### DATA FOR THIS EXERCISE
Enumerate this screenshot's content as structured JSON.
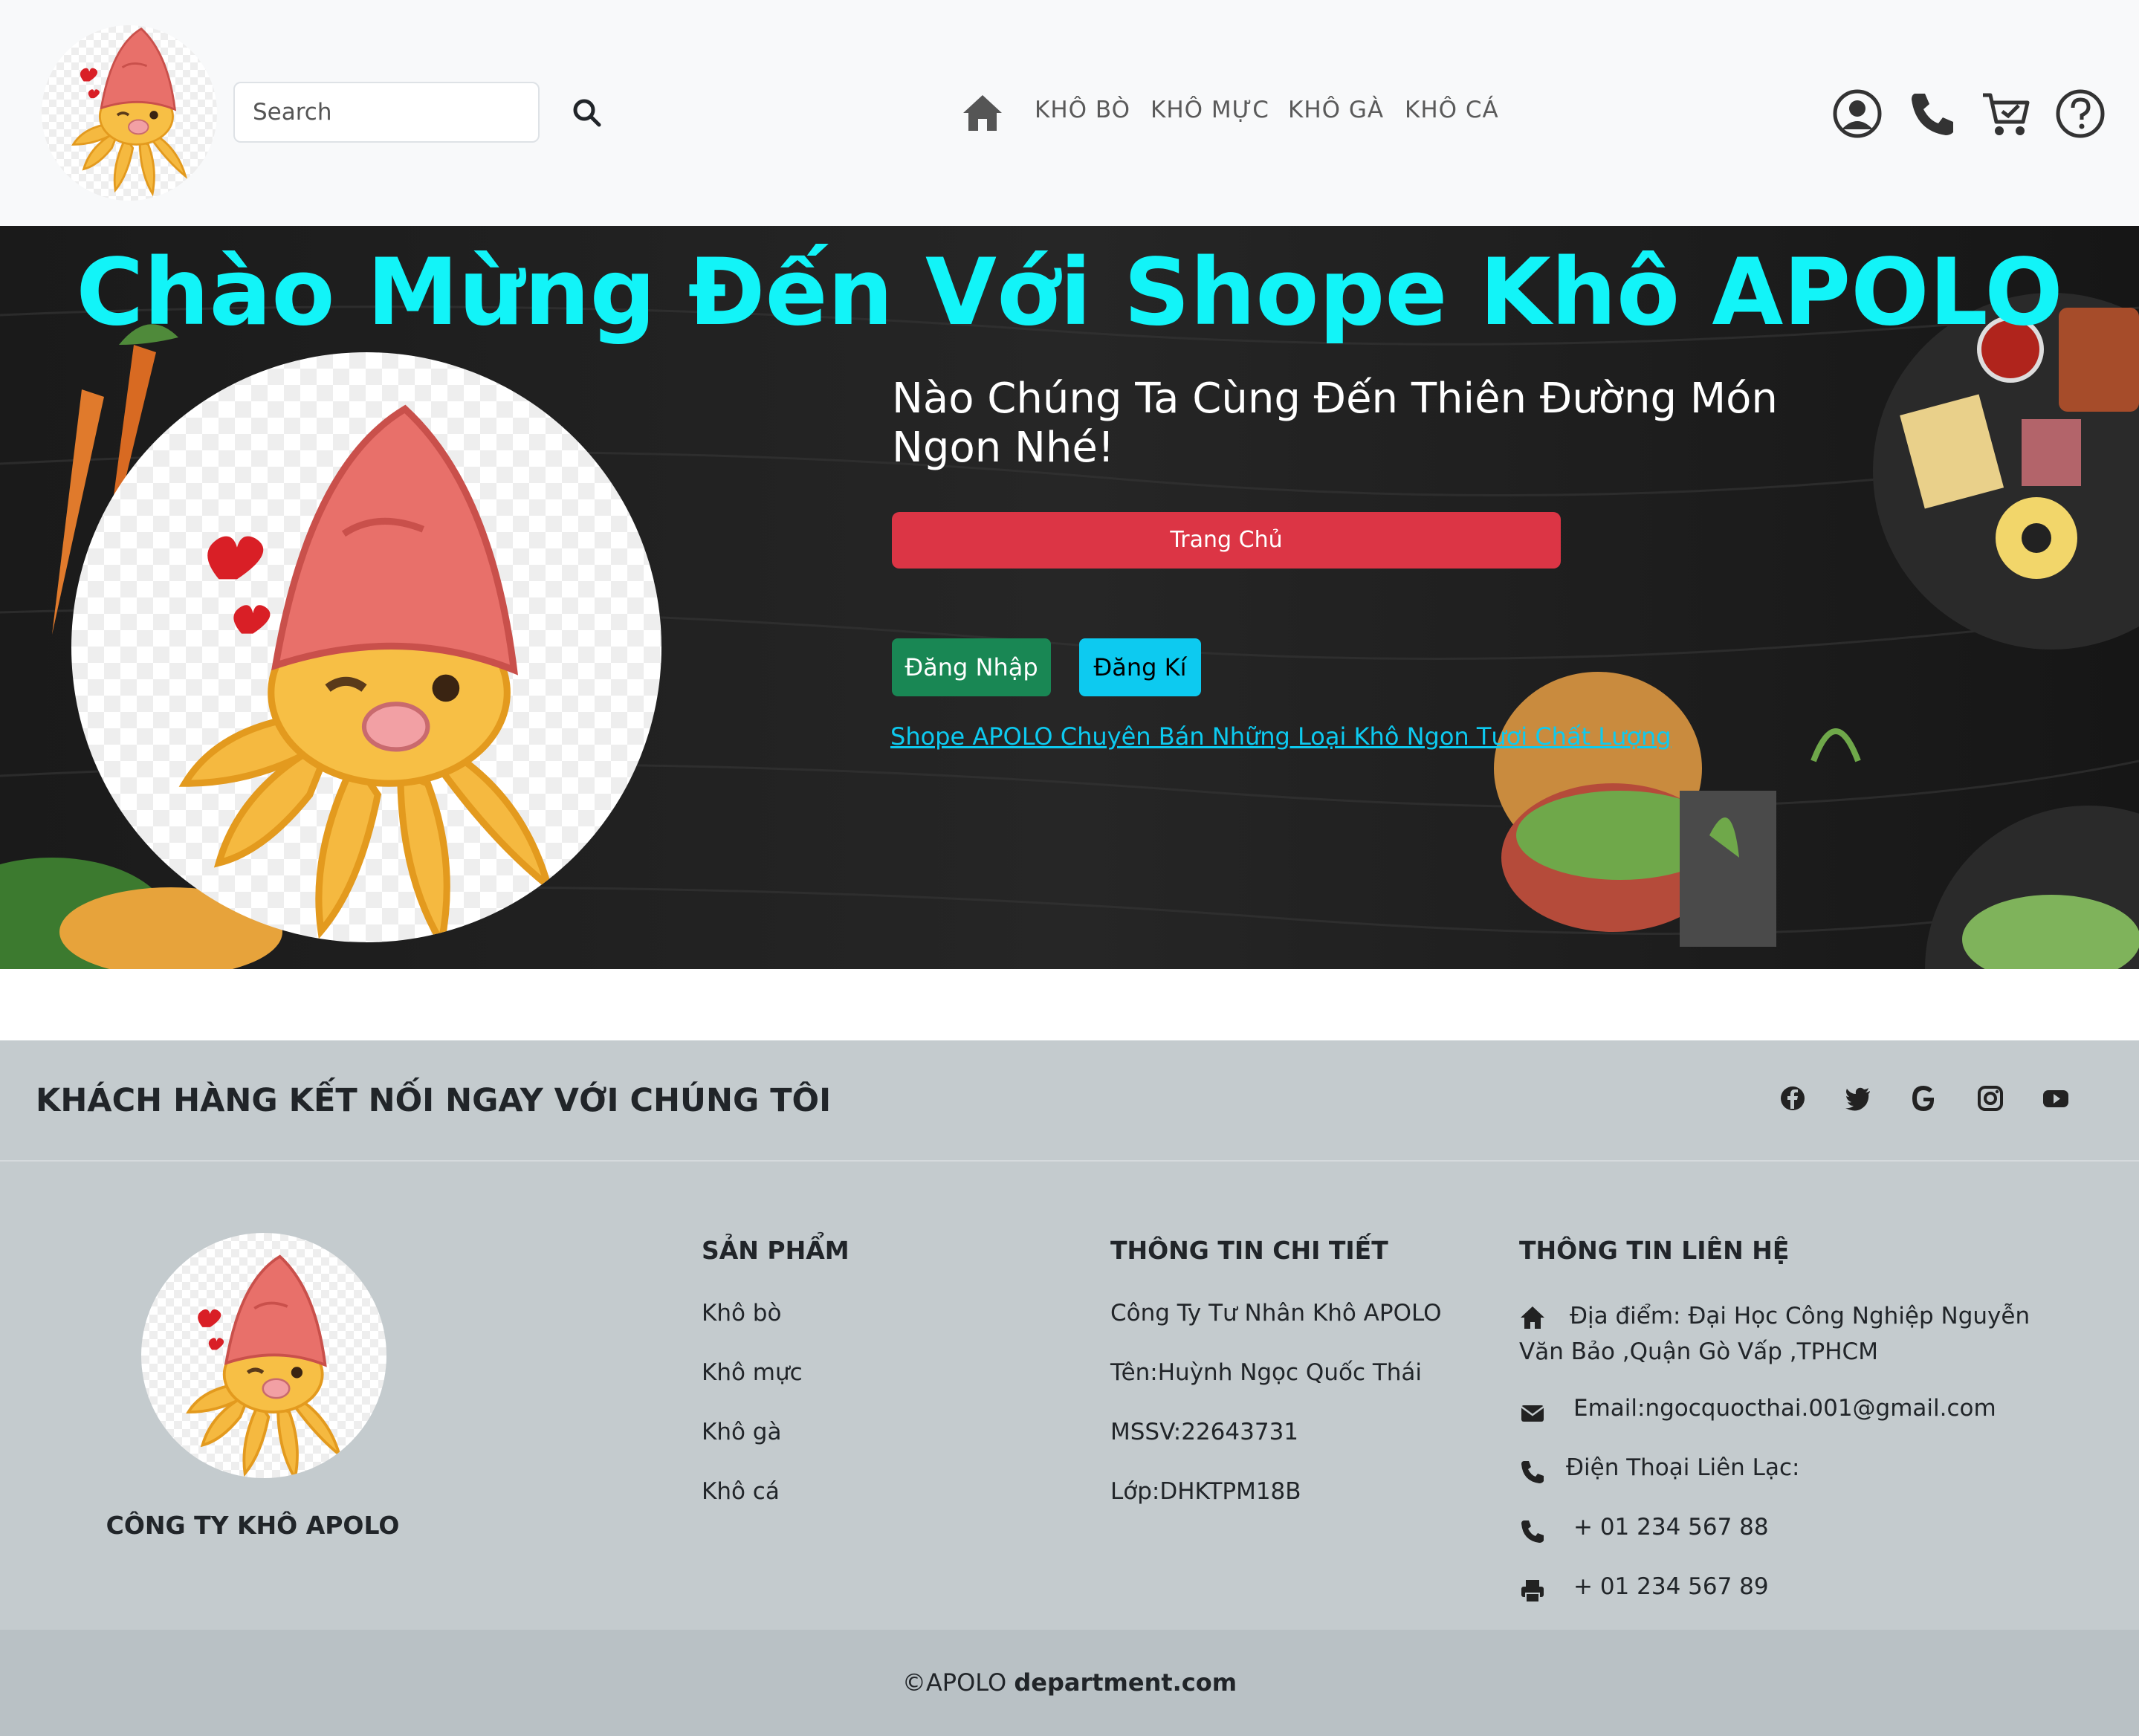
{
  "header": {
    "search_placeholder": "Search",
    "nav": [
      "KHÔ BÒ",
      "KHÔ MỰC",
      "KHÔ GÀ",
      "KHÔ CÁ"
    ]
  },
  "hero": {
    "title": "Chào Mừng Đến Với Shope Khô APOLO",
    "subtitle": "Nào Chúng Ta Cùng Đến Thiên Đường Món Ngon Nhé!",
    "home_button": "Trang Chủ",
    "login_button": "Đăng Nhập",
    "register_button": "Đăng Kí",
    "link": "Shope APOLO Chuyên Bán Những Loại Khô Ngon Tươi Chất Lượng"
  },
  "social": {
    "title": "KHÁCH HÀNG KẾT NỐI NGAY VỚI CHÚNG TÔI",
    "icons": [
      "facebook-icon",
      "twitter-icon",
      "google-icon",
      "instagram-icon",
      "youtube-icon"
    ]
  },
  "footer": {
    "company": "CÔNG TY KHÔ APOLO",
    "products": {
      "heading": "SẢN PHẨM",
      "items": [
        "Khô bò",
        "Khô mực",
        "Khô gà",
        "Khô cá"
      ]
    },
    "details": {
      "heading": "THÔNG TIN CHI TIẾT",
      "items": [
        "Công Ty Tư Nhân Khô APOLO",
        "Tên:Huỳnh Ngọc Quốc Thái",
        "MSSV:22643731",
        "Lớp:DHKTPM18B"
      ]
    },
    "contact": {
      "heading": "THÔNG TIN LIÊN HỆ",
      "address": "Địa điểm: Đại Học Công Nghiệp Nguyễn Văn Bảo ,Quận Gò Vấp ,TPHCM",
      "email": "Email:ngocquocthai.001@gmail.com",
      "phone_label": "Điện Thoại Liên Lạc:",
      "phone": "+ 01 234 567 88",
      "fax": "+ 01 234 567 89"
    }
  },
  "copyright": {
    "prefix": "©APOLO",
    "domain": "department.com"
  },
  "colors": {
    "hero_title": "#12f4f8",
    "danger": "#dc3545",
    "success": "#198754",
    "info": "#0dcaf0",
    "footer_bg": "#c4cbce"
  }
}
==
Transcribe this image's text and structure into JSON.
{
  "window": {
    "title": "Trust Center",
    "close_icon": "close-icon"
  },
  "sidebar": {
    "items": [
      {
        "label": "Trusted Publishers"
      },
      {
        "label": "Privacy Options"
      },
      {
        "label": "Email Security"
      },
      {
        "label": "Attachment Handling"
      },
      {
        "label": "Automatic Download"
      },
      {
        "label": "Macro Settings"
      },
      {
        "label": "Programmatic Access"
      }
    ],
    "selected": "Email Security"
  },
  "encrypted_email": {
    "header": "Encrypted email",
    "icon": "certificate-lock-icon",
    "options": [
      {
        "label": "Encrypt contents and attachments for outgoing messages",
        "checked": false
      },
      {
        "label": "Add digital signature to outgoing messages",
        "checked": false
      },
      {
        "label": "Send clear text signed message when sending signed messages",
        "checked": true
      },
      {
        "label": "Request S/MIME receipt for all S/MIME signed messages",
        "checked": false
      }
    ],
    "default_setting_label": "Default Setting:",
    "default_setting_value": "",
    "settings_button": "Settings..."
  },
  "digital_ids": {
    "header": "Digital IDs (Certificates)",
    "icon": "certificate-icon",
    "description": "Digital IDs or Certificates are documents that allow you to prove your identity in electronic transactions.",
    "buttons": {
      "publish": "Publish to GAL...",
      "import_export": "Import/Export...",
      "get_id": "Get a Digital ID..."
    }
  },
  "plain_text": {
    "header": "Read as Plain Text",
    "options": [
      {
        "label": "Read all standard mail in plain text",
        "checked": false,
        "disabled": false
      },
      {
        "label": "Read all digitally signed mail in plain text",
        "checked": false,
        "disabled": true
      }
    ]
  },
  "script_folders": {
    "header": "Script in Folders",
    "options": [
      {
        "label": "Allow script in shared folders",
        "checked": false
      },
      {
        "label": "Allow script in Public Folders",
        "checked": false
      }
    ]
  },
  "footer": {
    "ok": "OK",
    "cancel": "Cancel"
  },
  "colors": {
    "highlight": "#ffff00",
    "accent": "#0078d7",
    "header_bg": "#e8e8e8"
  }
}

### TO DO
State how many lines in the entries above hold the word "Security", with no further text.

### WRITTEN SOLUTION
2